(Records for the task)
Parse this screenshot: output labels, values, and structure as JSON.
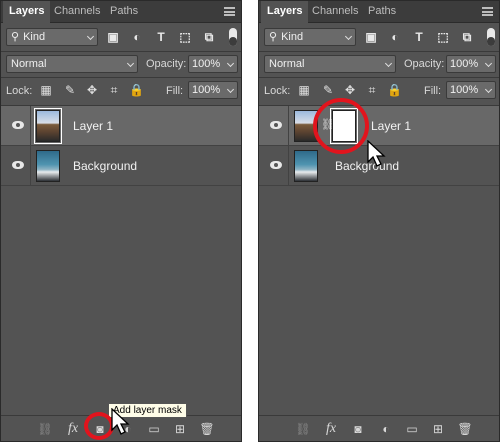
{
  "tabs": [
    "Layers",
    "Channels",
    "Paths"
  ],
  "filter": {
    "kind_label": "Kind",
    "icons": [
      "pixel-layer-filter-icon",
      "adjustment-layer-filter-icon",
      "type-layer-filter-icon",
      "shape-layer-filter-icon",
      "smart-object-filter-icon",
      "filter-toggle-icon"
    ]
  },
  "blend": {
    "mode": "Normal",
    "opacity_label": "Opacity:",
    "opacity_value": "100%"
  },
  "lock": {
    "label": "Lock:",
    "fill_label": "Fill:",
    "fill_value": "100%"
  },
  "left_panel": {
    "layers": [
      {
        "name": "Layer 1",
        "selected": true
      },
      {
        "name": "Background",
        "selected": false
      }
    ],
    "tooltip": "Add layer mask"
  },
  "right_panel": {
    "layers": [
      {
        "name": "Layer 1",
        "selected": true,
        "has_mask": true
      },
      {
        "name": "Background",
        "selected": false
      }
    ]
  },
  "bottom_icons": [
    "link-layers-icon",
    "fx-icon",
    "add-mask-icon",
    "adjustment-icon",
    "group-folder-icon",
    "new-layer-icon",
    "trash-icon"
  ],
  "icons_glyphs": {
    "fx": "fx",
    "link": "⛓",
    "trash": "🗑"
  },
  "colors": {
    "highlight": "#e1141d",
    "panel_bg": "#535353",
    "selected_row": "#686868",
    "tooltip_bg": "#fffde8"
  }
}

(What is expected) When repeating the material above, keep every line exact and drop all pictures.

(Solution to the exercise)
Parse this screenshot: output labels, values, and structure as JSON.
{
  "tabs": [
    "Layers",
    "Channels",
    "Paths"
  ],
  "filter": {
    "kind_label": "Kind",
    "icons": [
      "pixel-layer-filter-icon",
      "adjustment-layer-filter-icon",
      "type-layer-filter-icon",
      "shape-layer-filter-icon",
      "smart-object-filter-icon",
      "filter-toggle-icon"
    ]
  },
  "blend": {
    "mode": "Normal",
    "opacity_label": "Opacity:",
    "opacity_value": "100%"
  },
  "lock": {
    "label": "Lock:",
    "fill_label": "Fill:",
    "fill_value": "100%"
  },
  "left_panel": {
    "layers": [
      {
        "name": "Layer 1",
        "selected": true
      },
      {
        "name": "Background",
        "selected": false
      }
    ],
    "tooltip": "Add layer mask"
  },
  "right_panel": {
    "layers": [
      {
        "name": "Layer 1",
        "selected": true,
        "has_mask": true
      },
      {
        "name": "Background",
        "selected": false
      }
    ]
  },
  "bottom_icons": [
    "link-layers-icon",
    "fx-icon",
    "add-mask-icon",
    "adjustment-icon",
    "group-folder-icon",
    "new-layer-icon",
    "trash-icon"
  ],
  "icons_glyphs": {
    "fx": "fx",
    "link": "⛓",
    "trash": "🗑"
  },
  "colors": {
    "highlight": "#e1141d",
    "panel_bg": "#535353",
    "selected_row": "#686868",
    "tooltip_bg": "#fffde8"
  }
}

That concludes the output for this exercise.